What is needed> Go through the material and tally the lines containing the string "message". Give the total alone.
* * *
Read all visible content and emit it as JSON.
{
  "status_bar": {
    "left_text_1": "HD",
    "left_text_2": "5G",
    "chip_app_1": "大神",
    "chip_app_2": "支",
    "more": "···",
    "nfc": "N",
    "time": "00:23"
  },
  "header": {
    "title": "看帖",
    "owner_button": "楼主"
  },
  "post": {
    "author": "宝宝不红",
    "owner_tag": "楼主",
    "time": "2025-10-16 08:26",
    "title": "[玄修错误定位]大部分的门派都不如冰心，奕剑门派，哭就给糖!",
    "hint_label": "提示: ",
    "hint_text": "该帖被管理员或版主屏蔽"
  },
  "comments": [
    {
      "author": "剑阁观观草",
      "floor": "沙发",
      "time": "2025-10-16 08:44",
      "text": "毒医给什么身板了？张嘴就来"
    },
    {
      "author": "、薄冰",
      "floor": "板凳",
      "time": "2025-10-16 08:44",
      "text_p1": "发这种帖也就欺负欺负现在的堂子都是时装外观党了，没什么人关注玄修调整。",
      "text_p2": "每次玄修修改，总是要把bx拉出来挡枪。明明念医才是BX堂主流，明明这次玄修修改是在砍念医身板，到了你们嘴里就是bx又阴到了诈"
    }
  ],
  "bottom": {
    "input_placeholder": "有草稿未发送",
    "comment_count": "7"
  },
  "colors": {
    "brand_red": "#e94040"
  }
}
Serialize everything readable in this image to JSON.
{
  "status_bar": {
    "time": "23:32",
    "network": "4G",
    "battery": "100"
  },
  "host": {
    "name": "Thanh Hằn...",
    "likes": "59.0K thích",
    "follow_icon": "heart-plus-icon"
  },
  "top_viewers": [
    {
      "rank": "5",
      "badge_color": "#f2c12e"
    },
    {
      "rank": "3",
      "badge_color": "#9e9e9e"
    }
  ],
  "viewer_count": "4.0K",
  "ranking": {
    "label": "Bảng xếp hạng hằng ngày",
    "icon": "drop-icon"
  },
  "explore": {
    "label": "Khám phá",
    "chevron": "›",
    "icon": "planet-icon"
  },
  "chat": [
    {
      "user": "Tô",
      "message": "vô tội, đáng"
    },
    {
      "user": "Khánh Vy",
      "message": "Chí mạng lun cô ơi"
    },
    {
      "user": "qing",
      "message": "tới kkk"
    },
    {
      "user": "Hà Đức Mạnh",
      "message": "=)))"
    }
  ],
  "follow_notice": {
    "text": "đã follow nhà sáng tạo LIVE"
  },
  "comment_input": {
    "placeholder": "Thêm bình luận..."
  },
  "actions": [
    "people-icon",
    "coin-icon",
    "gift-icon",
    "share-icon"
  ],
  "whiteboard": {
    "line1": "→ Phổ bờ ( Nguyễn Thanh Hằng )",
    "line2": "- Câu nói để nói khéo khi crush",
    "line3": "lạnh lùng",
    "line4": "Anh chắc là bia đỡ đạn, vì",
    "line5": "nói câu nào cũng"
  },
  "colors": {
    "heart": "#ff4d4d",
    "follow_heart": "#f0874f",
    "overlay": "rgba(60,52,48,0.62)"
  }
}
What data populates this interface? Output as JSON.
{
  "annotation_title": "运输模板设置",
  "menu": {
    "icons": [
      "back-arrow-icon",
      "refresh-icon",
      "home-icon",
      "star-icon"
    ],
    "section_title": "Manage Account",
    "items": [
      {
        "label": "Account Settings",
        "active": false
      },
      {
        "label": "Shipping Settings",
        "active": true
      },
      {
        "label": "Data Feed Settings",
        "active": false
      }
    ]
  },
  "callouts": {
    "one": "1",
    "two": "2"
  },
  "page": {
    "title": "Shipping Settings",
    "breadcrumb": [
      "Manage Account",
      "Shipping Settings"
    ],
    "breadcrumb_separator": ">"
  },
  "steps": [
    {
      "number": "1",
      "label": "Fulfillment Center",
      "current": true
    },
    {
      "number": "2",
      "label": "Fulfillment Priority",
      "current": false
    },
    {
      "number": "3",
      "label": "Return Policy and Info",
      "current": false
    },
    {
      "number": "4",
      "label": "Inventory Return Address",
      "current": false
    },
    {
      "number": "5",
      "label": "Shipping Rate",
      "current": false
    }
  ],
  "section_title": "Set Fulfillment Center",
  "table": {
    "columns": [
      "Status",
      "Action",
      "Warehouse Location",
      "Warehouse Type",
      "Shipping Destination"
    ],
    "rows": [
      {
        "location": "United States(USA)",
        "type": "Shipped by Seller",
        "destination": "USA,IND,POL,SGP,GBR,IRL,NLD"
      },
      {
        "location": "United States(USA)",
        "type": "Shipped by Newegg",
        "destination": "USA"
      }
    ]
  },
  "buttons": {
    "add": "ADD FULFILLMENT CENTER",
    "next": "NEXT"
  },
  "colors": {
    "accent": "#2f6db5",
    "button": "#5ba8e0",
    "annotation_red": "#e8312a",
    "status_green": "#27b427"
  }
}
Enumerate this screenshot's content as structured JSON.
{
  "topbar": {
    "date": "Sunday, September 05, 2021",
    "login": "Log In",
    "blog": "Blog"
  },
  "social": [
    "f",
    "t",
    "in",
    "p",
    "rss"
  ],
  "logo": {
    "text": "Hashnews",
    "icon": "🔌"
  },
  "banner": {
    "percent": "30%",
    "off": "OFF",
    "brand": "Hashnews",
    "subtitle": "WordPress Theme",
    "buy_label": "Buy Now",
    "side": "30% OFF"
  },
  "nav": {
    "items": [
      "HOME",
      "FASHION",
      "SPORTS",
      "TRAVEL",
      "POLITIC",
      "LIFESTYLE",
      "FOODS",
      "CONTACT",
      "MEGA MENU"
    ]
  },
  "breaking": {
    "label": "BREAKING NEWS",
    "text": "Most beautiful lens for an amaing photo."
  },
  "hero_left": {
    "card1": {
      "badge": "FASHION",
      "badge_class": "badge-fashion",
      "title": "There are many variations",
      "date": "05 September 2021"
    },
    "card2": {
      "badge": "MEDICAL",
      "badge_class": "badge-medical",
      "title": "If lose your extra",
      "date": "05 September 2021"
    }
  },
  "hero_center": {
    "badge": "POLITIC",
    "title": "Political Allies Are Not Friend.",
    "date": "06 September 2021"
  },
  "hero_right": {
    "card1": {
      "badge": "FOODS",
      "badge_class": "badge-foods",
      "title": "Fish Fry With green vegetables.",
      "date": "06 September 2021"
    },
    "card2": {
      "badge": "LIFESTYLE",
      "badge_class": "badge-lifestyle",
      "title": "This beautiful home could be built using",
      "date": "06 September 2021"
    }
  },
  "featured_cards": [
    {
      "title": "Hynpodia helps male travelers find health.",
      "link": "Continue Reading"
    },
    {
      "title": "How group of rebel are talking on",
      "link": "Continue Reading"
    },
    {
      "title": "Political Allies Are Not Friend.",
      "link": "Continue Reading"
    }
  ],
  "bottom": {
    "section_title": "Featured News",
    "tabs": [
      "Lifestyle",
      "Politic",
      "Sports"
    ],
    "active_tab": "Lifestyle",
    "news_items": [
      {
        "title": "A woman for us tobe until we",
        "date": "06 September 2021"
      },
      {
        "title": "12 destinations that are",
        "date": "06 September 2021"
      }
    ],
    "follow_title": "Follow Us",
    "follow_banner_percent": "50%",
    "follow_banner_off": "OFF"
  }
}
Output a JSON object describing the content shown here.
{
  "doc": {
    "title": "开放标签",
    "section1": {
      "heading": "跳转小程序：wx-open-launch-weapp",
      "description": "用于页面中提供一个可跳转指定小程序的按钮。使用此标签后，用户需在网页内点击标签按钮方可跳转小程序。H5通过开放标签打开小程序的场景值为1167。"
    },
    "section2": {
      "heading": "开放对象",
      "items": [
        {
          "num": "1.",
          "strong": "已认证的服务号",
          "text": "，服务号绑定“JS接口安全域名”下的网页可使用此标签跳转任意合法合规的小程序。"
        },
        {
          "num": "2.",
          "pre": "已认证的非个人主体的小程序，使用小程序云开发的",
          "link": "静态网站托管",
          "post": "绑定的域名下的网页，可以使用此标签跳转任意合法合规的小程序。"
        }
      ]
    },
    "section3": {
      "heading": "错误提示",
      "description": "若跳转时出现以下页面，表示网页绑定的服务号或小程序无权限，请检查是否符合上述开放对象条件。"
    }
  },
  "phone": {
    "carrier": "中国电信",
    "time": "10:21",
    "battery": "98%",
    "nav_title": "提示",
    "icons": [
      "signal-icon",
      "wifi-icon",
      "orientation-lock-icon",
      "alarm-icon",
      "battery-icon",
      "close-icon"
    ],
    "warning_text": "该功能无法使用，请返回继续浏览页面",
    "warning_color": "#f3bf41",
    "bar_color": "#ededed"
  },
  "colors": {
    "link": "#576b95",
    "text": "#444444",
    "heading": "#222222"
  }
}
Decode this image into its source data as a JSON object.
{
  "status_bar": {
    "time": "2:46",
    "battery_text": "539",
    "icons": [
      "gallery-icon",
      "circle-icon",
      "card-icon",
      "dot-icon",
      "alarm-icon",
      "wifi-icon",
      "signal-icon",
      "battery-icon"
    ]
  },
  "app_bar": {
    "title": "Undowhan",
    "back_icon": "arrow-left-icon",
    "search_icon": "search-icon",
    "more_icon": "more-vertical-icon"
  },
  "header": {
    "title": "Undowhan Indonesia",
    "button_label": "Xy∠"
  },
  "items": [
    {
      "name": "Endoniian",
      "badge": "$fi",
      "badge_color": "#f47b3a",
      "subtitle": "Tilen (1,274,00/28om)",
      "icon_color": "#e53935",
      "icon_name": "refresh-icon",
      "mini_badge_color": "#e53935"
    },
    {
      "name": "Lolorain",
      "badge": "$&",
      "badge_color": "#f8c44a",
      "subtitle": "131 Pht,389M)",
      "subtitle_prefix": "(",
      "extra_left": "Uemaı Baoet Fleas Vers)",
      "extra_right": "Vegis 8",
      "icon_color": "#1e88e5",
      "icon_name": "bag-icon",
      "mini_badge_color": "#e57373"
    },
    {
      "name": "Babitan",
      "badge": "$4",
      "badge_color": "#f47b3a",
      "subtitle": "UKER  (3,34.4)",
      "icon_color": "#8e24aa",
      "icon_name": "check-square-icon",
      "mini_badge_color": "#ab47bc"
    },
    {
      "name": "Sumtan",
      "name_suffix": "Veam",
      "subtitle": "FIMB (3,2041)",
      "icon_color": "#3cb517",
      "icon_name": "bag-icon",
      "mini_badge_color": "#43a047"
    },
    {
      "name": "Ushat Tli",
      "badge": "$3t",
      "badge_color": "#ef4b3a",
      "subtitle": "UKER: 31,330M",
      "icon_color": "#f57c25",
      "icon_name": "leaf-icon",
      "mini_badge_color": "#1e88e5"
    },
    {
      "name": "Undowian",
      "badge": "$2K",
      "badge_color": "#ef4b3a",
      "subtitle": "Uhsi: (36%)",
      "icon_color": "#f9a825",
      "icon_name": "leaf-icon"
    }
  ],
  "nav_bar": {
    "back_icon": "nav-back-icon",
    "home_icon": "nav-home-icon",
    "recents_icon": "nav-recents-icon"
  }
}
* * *
Result of this task> 4